  • Also, the lockout tagout (LOTO) details for each machine on site can be accessed via the Training Module.

With any large scale safety work there are challenges and this Safety in Design project was no different. As this work was carried out during the COVID lock downs and restrictions it was essential that tasks were completed remotely. Added to this complication was the multinational sites and stakeholders in multiple time zones. The scale of the project, number of moving parts and number of individuals involved also added to the complexity.

With the challenges outlined above, providing  Safety in Design advice in a timely fashion to resolve risk issues with no known solutions was challenging. The TEG Risk team drew on their manufacturing safety experience, engineering knowledge and TÜV training to overcome these challenges and provide timely solutions.

An additional challenge was that As-Built Risk Assessments were done in parallel with the installation and commissioning of the machines.

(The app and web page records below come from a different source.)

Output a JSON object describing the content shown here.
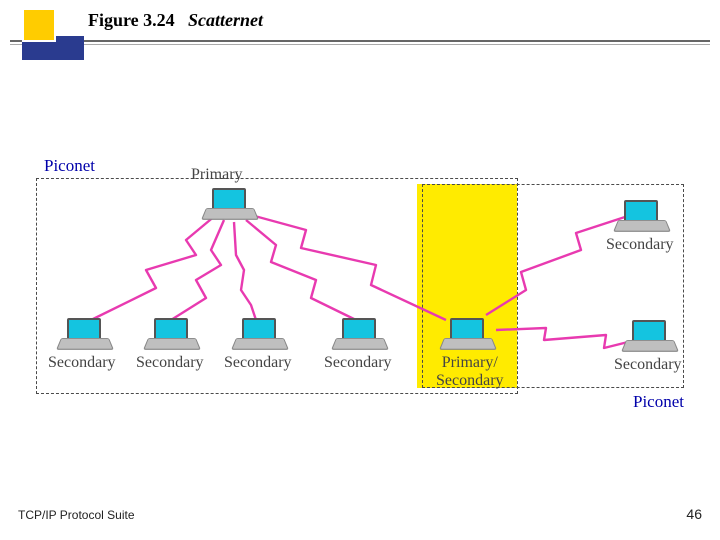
{
  "header": {
    "figure_number": "Figure 3.24",
    "figure_title": "Scatternet"
  },
  "footer": {
    "left": "TCP/IP Protocol Suite",
    "page": "46"
  },
  "diagram": {
    "piconet_left_label": "Piconet",
    "piconet_right_label": "Piconet",
    "nodes": {
      "primary": "Primary",
      "secondary": "Secondary",
      "bridge": "Primary/\nSecondary"
    }
  },
  "colors": {
    "accent_blue": "#2a3b8f",
    "accent_yellow": "#fc0",
    "highlight": "#ffeb00",
    "link": "#e83ab0"
  }
}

This complicated and restricted the working environment, with a lack of data at times and shifting timelines. However it was important that this work was completed concurrently to allow WWB to access and address any non-compliances and improvements in real time, as well as provide operator training. 

The scale of the project was inherently challenging. 650+ unique machines were assessed. Which were combined into about 300 functional groups and risk assessment reports. This scale of work, complexity of site spread, disconnected time zones, and covid restrictions could only be carried out at speed and with accuracy with powerful safety software. In this way MinRisk was pivotal in helping our team carry out this work to a high standard.

Risk information needed to be communicated to the machinery operators most exposed to the risk.  This needed to be done in a way that was accessible and easy. Therefore TEG Risk developed the MinRisk Training Module to deliver Hazard Overview Cards and LOTO Cards to operators via mobile devices in a way that could be added to SOP’s (Standard Operating Procedures and Training Records). Not only did this Training Module transform safety outcomes for WWB machine operators, but the Module is now accessible to any MinRisk account holders as an optional add on.

For WWB the safety outcomes from this project were excellent. At the conclusion of the safety work with TEG Risk they had a safer Plant with improved operability. A system and software for smoother verification and validation processes when commissioned. As well as a team empowered to make safety decisions with greater clarity around scope, especially concerning standards and compliance expectations. This resulted in a simpler process for managing machinery variations.

WWB also came away with an expanded useability and application of machine risk assessments. No longer a ‘one and done’ document, but a living software capable of collating risks across multiple machines and sites. Beyond that the Training Module, developed as a solution to key challenges on this project, had multiple safety benefits for users going forward. Machine risk assessments are now more accessible to WWB operators and present complex information in a format that operators can easily understand (via hazard overview cards). 

If you’d like to find out more about our Safety In Design expertise, or our large scale Machine Safety Risk Assessment Service, Hamish is happy to have a chat, or feel free to email:


Posted on

May 14, 2024